_Exercise directions_. Drop every picture. Return the rest of the entries exactly.

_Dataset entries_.

=== Begin Enclosure ===

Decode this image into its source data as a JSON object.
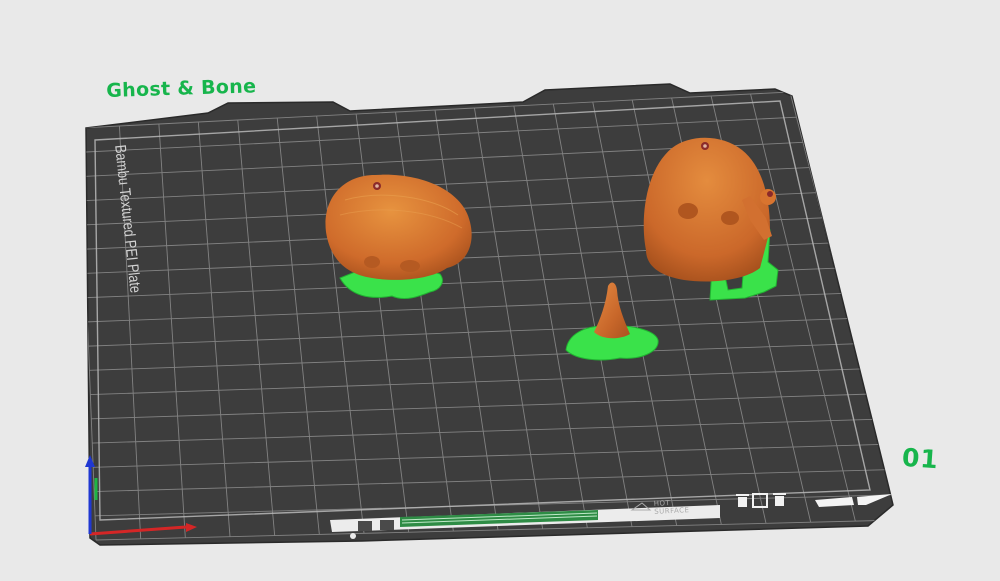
{
  "plate": {
    "title": "Ghost & Bone",
    "number": "01",
    "bed_label": "Bambu Textured PEI Plate",
    "surface_line1": "HOT",
    "surface_line2": "SURFACE"
  },
  "axes": {
    "x_color": "#d52626",
    "y_color": "#1fb545",
    "z_color": "#1f37d2"
  },
  "colors": {
    "model": "#d8742f",
    "support": "#3ae24a",
    "bed": "#3d3d3d",
    "accent": "#17b54c"
  },
  "objects": [
    {
      "name": "skull"
    },
    {
      "name": "ghost-with-bone"
    },
    {
      "name": "small-cone"
    }
  ],
  "bottom_icons": [
    "trash-icon",
    "frame-icon",
    "trash-icon"
  ]
}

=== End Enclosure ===

_Written reply_.
Decode this image into its source data as a JSON object.
{
  "plate": {
    "title": "Ghost & Bone",
    "number": "01",
    "bed_label": "Bambu Textured PEI Plate",
    "surface_line1": "HOT",
    "surface_line2": "SURFACE"
  },
  "axes": {
    "x_color": "#d52626",
    "y_color": "#1fb545",
    "z_color": "#1f37d2"
  },
  "colors": {
    "model": "#d8742f",
    "support": "#3ae24a",
    "bed": "#3d3d3d",
    "accent": "#17b54c"
  },
  "objects": [
    {
      "name": "skull"
    },
    {
      "name": "ghost-with-bone"
    },
    {
      "name": "small-cone"
    }
  ],
  "bottom_icons": [
    "trash-icon",
    "frame-icon",
    "trash-icon"
  ]
}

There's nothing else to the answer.